With each issue of YES! we aim to bring you news of progress toward building a just, sustainable, and compassionate world. It's an ambitious effort that we couldn't hope to accomplish without the help of visionaries and leaders, including many of you, who are involved in doing this work in all areas of society.
We invited a group of these people from the various networks we work with to meet with us this May in Port Townsend, not far from Bainbridge Island, Washington, where YES! is published.
Our premise in calling the meeting is that we are reaching the limits of the modern, industrial age. Every institution of society – from education, to health care, to business, to government, to the family – is in a state of crisis or transition.
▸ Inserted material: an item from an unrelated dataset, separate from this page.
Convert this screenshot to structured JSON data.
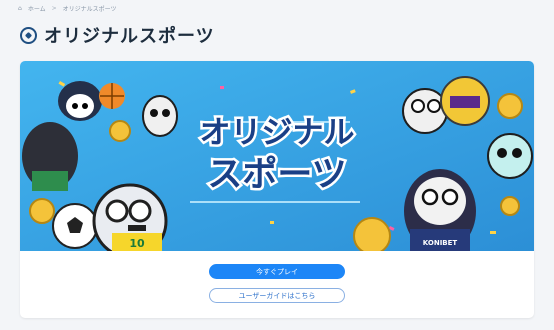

But there are also signs of something new emerging – new values, new ways of relating to each other, new ways of life – that draw on ancient wisdom as well as the useful innovations of the modern era.
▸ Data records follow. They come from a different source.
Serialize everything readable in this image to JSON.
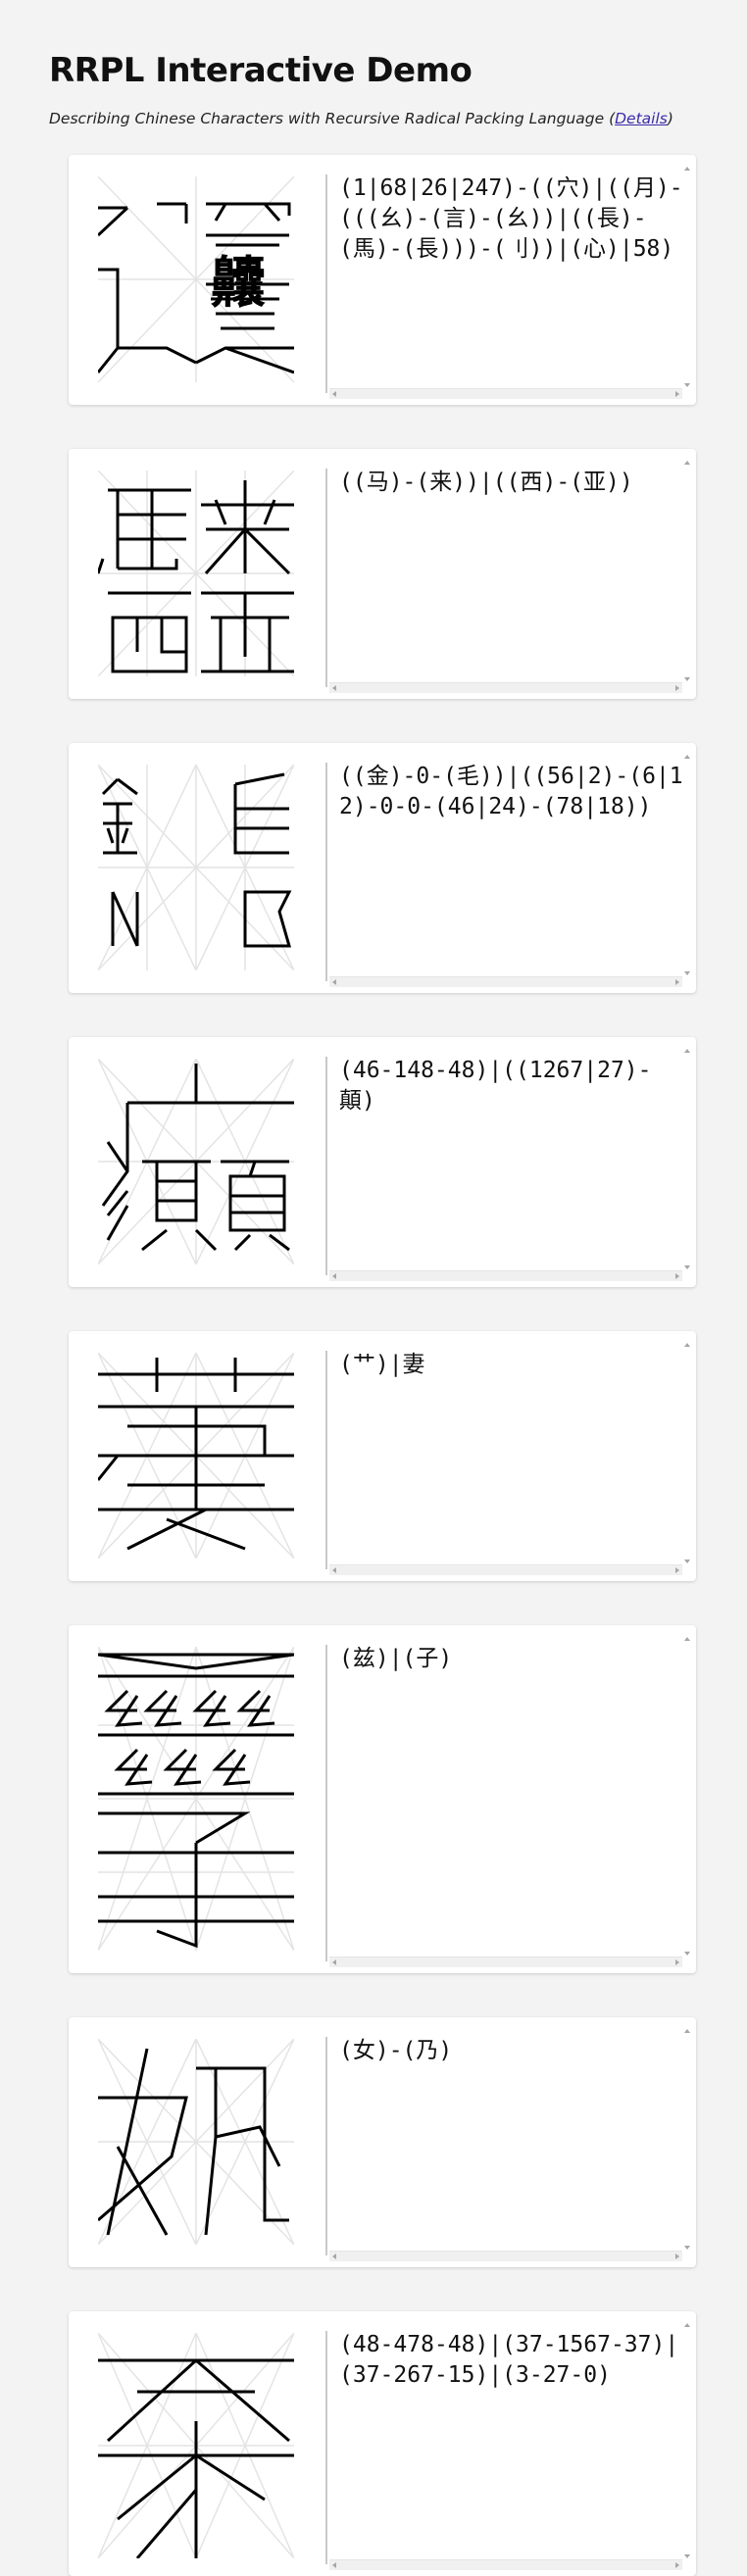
{
  "page": {
    "title": "RRPL Interactive Demo",
    "subtitle": "Describing Chinese Characters with Recursive Radical Packing Language",
    "details_open": "(",
    "details_link": "Details",
    "details_close": ")"
  },
  "cards": [
    {
      "code": "(1|68|26|247)-((穴)|((月)-(((幺)-(言)-(幺))|((長)-(馬)-(長)))-(刂))|(心)|58)"
    },
    {
      "code": "((马)-(来))|((西)-(亚))"
    },
    {
      "code": "((金)-0-(毛))|((56|2)-(6|12)-0-0-(46|24)-(78|18))"
    },
    {
      "code": "(46-148-48)|((1267|27)-顛)"
    },
    {
      "code": "(艹)|妻"
    },
    {
      "code": "(兹)|(子)"
    },
    {
      "code": "(女)-(乃)"
    },
    {
      "code": "(48-478-48)|(37-1567-37)|(37-267-15)|(3-27-0)"
    }
  ],
  "colors": {
    "background": "#f3f3f3",
    "card": "#ffffff",
    "link": "#3a2aa8",
    "stroke": "#000000",
    "grid": "#e4e4e4"
  }
}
This "something new" is what we explore with each issue of YES! There is no one organization or leader, no blueprint or manifesto that lays out the direction for all this change. Instead, this shift is composed of the thousands of innovations taking place all over the world as people begin to take responsibility for their ecosystems, to rebuild community, to explore the inner dimensions of change.
It's a creative and diverse mix of activities that make up this change, and yet these efforts do seem to come together. There are certain implicit values, conscious ways of relating to each other, assumptions about the intrinsic value of all life – human and nonhuman. YES! explores these commonalities, looking for signs that the foundations of a sustainable society are being built through these wide-ranging efforts.
We originally planned our Port Townsend gathering with the simple expectation that it would help us deepen this exploration for YES!But the purpose grew to a broader one, including these questions:
• Is there a way that this work of many different people, innovations, and enterprises could add up to more than the sum of the parts?
• Are there breakthrough possibilities for transformative change that we haven't yet considered?
• Is there a single organizing principle that might tie all this work together?
In the report on this gathering, on page 60, you'll find as many questions as well as answers; we hope both will be useful in your own consideration of our common future.
Sarah Ruth van Gelder